Forgotten for the moment were State Department spokeswoman Victoria Nuland’s well-publicized Aug. 16 remarks that the secretary general’s attendance “does not send a good signal” because Iran was “in violation of so many of its international obligations and posing a threat to neighbors, et cetera.” Nuland also warned “other participating nations” that Tehran was “a strange place and an inappropriate place for this meeting.”
The idea that the U.S. government knows best about what other sovereign countries should do in their relations with Washington’s enemies — and doubts foreign leaders can handle themselves on the international stage — reminds me of the worst of American bullying during the Cold War. Back then, U.S. leaders warned members of the Non-Aligned Movement against having any dealings with the Soviet Union or communists in general.
The “you are with us or against us” attitude was last employed with negative effect by President George W. Bush.
But as Morsi and Ban have shown, such leaders can take care of themselves. In this case it was before an audience of more than 100 countries that make up two-thirds of the U.N. membership, including leaders of India, Afghanistan, Iraq, Qatar and Pakistan.
Washington, in fact, should pay attention to all that Morsi and Ban said — not just what it agrees with.
Morsi spoke of Syria’s “repressive regime, which has lost its legitimacy” and the need for a unified opposition.
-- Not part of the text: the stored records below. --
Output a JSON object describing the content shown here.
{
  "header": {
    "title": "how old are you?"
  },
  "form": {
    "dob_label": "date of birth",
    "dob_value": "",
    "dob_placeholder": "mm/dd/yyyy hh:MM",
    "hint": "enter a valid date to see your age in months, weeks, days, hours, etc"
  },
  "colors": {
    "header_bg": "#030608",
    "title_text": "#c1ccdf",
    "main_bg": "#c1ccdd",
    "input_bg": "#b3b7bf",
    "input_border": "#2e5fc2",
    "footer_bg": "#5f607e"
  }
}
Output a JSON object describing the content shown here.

He also said that those causing the bloodshed “will be held accountable” and “this bloodshed cannot come to an end without active intervention by all of us.” His words rocketed around the world, were hailed by the Syrian opposition and left an indelible black mark on Iran’s support of Assad.
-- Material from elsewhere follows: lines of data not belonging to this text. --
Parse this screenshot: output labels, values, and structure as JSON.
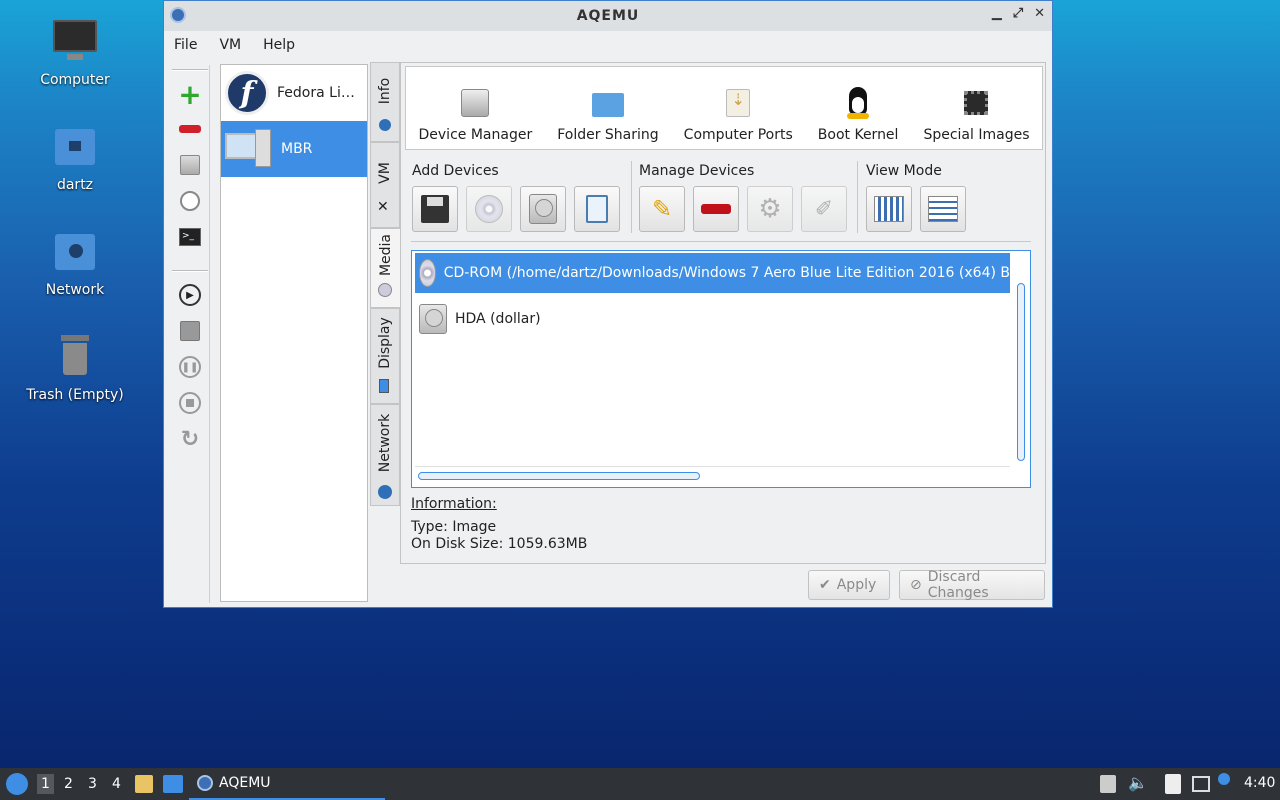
{
  "desktop": {
    "icons": [
      {
        "label": "Computer",
        "icon": "monitor-icon"
      },
      {
        "label": "dartz",
        "icon": "home-folder-icon"
      },
      {
        "label": "Network",
        "icon": "network-folder-icon"
      },
      {
        "label": "Trash (Empty)",
        "icon": "trash-icon"
      }
    ]
  },
  "window": {
    "title": "AQEMU",
    "controls": {
      "minimize": "▁",
      "maximize": "⤢",
      "close": "✕"
    }
  },
  "menu": [
    "File",
    "VM",
    "Help"
  ],
  "vm_list": [
    {
      "name": "Fedora Li…",
      "icon": "fedora-icon",
      "selected": false
    },
    {
      "name": "MBR",
      "icon": "computer-icon",
      "selected": true
    }
  ],
  "tabs": [
    {
      "label": "Info"
    },
    {
      "label": "VM"
    },
    {
      "label": "Media",
      "active": true
    },
    {
      "label": "Display"
    },
    {
      "label": "Network"
    }
  ],
  "top_icons": [
    {
      "label": "Device Manager",
      "icon": "harddisk-icon"
    },
    {
      "label": "Folder Sharing",
      "icon": "folder-icon"
    },
    {
      "label": "Computer Ports",
      "icon": "usb-icon"
    },
    {
      "label": "Boot Kernel",
      "icon": "tux-icon"
    },
    {
      "label": "Special Images",
      "icon": "chip-icon"
    }
  ],
  "groups": {
    "add": "Add Devices",
    "manage": "Manage Devices",
    "view": "View Mode"
  },
  "devices": [
    {
      "label": "CD-ROM (/home/dartz/Downloads/Windows 7 Aero Blue Lite Edition 2016 (x64) B",
      "icon": "cdrom-icon",
      "selected": true
    },
    {
      "label": "HDA (dollar)",
      "icon": "harddisk-icon",
      "selected": false
    }
  ],
  "information": {
    "heading": "Information:",
    "type": "Type: Image",
    "size": "On Disk Size: 1059.63MB"
  },
  "buttons": {
    "apply": "Apply",
    "discard": "Discard Changes"
  },
  "taskbar": {
    "workspaces": [
      "1",
      "2",
      "3",
      "4"
    ],
    "task": "AQEMU",
    "clock": "4:40"
  },
  "colors": {
    "selection": "#3d8ee4",
    "titlebar": "#dde0e3",
    "taskbar": "#2f3338"
  }
}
Morsi also, however, linked the Palestinians with the Syrian people as “currently struggling valiantly and impressively in pursuit of freedom, justice and human dignity,” saying his country will support “any Palestinian move at the General Assembly or the Security Council to seek U.N. membership.”
He moved into the controversial area of nuclear weapons, noting Egypt’s long-standing role in seeking a conference on a nuclear-free Middle East, pointing out that only Israel, which does not acknowledge its nuclear weapons stockpile, has not signed the Non-Proliferation Treaty (NPT).